Wherever the word "outline" turns up in a line of the entries, copy that line.

Start of Block

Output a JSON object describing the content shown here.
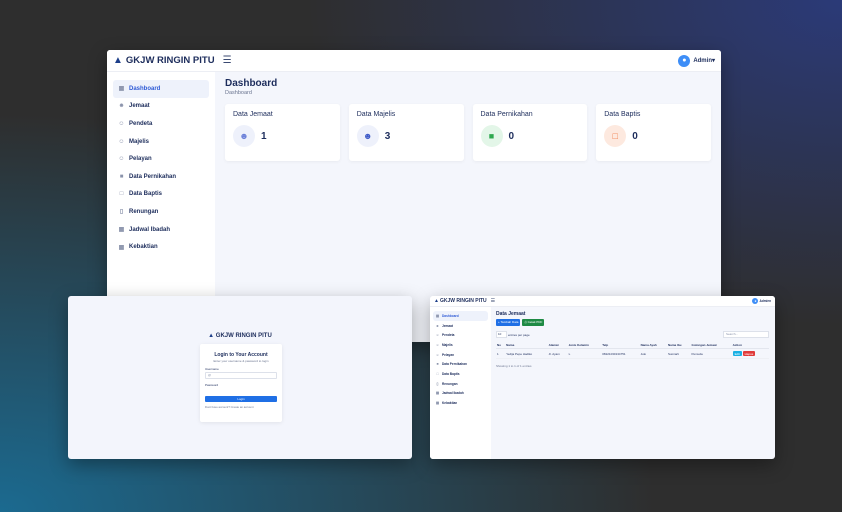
{
  "brand": "GKJW RINGIN PITU",
  "user": {
    "name": "Admin"
  },
  "dashboard": {
    "title": "Dashboard",
    "breadcrumb": "Dashboard",
    "sidebar": [
      {
        "label": "Dashboard",
        "icon": "dashboard-icon"
      },
      {
        "label": "Jemaat",
        "icon": "users-icon"
      },
      {
        "label": "Pendeta",
        "icon": "user-icon"
      },
      {
        "label": "Majelis",
        "icon": "user-icon"
      },
      {
        "label": "Pelayan",
        "icon": "user-icon"
      },
      {
        "label": "Data Pernikahan",
        "icon": "folder-icon"
      },
      {
        "label": "Data Baptis",
        "icon": "folder-icon"
      },
      {
        "label": "Renungan",
        "icon": "book-icon"
      },
      {
        "label": "Jadwal Ibadah",
        "icon": "calendar-icon"
      },
      {
        "label": "Kebaktian",
        "icon": "calendar-icon"
      }
    ],
    "cards": [
      {
        "title": "Data Jemaat",
        "value": "1",
        "icon": "users-outline-icon",
        "bg": "#eef1fb",
        "fg": "#6a7fd8"
      },
      {
        "title": "Data Majelis",
        "value": "3",
        "icon": "users-icon",
        "bg": "#eef1fb",
        "fg": "#3f5bc8"
      },
      {
        "title": "Data Pernikahan",
        "value": "0",
        "icon": "folder-icon",
        "bg": "#e3f6e8",
        "fg": "#2fa84f"
      },
      {
        "title": "Data Baptis",
        "value": "0",
        "icon": "folder-outline-icon",
        "bg": "#fde9df",
        "fg": "#f07a45"
      }
    ]
  },
  "login": {
    "title": "Login to Your Account",
    "subtitle": "Enter your username & password to login",
    "username_label": "Username",
    "username_prefix": "@",
    "password_label": "Password",
    "button": "Login",
    "footer": "Dont have account? Create an account"
  },
  "jemaat": {
    "title": "Data Jemaat",
    "add_button": "+ Tambah Data",
    "pdf_button": "Cetak PDF",
    "per_page_value": "10",
    "per_page_label": "entries per page",
    "search_placeholder": "Search...",
    "columns": [
      "No",
      "Nama",
      "Alamat",
      "Jenis Kelamin",
      "Telp",
      "Nama Ayah",
      "Nama Ibu",
      "Golongan Jemaat",
      "Action"
    ],
    "rows": [
      [
        "1",
        "Yedija Pepe Hadiko",
        "Jl. Ayam",
        "L",
        "08221030134751",
        "Jolo",
        "Sumiarti",
        "Pemuda"
      ]
    ],
    "edit_label": "Edit",
    "delete_label": "Hapus",
    "showing": "Showing 1 to 1 of 1 entries"
  },
  "colors": {
    "primary": "#1f6fe5",
    "success": "#1e8a44",
    "danger": "#e03a3a",
    "info": "#1ab0e3"
  }
}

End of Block

SOLUTION:
        "icon": "users-outline-icon",
        "icon": "folder-outline-icon",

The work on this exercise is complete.